I shall start this letter by saying thank you to all the careful courteous drivers out there. I appreciate you. It seems like every time I turn on the news lately or pull up Facebook, there has been another accident and I find it alarming and also sad. Yes, accidents can and do happen, but lately it seems that the majority of these accidents were preventable.

If we all do our part by obeying the laws of the road, many could be prevented. Please put your phones away, don’t tailgate, don’t speed and please do not drive if you are impaired in any way.

If you can’t keep your eyes open, turn on the air conditioner, get some caffeine into you, and pull over. The other day driving through downtown Searsport, a Jeep-type vehicle was following me way too closely and refused to back off. I pulled into a parking lot and let him go but I should not have had to do that.

Some drivers still don’t know that they need to put their lights on when they are using their wipers, and some still don’t understand why they need to clean all the snow off their cars. A little snow on your car roof can turn to ice and fly off and potentially harm someone.

Please, fellow drivers, let’s turn these statistics around. Let us all take responsibility to be the safest drivers we can be.

Joanne Spencer

Why are these weapons allowed?

I have learned that a common bullet shot from an AR-15 can do much more damage to the human body than a bullet from a handgun. So I am asking why these weapons are allowed on our streets.

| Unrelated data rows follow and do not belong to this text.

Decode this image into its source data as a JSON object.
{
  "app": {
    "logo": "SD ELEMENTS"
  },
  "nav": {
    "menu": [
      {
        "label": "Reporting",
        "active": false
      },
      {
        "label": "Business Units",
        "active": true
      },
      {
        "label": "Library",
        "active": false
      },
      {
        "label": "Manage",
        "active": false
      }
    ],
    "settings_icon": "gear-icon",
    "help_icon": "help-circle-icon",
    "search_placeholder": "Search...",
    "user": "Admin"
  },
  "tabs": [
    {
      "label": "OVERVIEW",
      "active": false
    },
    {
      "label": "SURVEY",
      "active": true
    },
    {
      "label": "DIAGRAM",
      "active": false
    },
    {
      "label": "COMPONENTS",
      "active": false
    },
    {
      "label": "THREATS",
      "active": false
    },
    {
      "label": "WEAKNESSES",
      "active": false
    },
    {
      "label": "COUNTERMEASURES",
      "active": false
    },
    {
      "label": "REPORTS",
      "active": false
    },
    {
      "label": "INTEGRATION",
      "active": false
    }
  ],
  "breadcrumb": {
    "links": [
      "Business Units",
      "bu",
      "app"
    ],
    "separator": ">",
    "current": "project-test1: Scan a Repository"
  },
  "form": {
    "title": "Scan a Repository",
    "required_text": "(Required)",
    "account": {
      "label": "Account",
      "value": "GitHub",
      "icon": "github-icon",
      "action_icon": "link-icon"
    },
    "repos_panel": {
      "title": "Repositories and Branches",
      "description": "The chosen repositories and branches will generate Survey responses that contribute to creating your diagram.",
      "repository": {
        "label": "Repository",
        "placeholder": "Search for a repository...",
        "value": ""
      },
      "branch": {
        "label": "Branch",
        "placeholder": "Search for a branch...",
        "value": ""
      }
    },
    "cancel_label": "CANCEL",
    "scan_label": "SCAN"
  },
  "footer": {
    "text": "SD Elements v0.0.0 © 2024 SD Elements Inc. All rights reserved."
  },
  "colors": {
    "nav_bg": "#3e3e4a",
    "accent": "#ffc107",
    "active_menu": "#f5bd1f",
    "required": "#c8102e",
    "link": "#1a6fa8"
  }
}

This is what one radiologist and another expert on wound ballistics had to say: these bullets travel at a higher velocity, imparting roughly three times the energy of a handgun bullet; the damage they cause is a function of the energy they impart as they travel through the body; when they contact human tissue they travel along a circular path while beginning to yaw; the yaw effect releases tremendous kinetic energy into the tissue surrounding the permanent cavity created by direct contact; not only can the permanent cavity be larger due to sideways path of the bullet, but surrounding tissue forms a temporary wound cavity that experiences severe compression, stretching and shearing of the displaced tissue injuring blood vessels, nerves or organs not struck by the bullet.

The effect makes an organ look like an overripe melon smashed by a sledgehammer; it does not have to hit an artery to damage it and cause catastrophic bleeding; the likelihood of this bullet’s lead core breaking up, fragmenting, can amplify the effects of damage to the temporary cavity increasing the severity of the wound; exit wounds can be as big as an orange.

So I ask again. Why are these weapons allowed on our streets?

Mary Royal

Not impressed by USM name change proposal

I am appalled to read of the recommendation to change the name of the University of Southern Maine. For a small sum of approximately $2.5 million, the new name University of Maine at Portland will supposedly attract more out of state students. Really, are these folks that flush with money that they can throw it away on a new name? Maybe it is time for the state to Maine to reexamine how much is spent on the university system.

Wanda Passero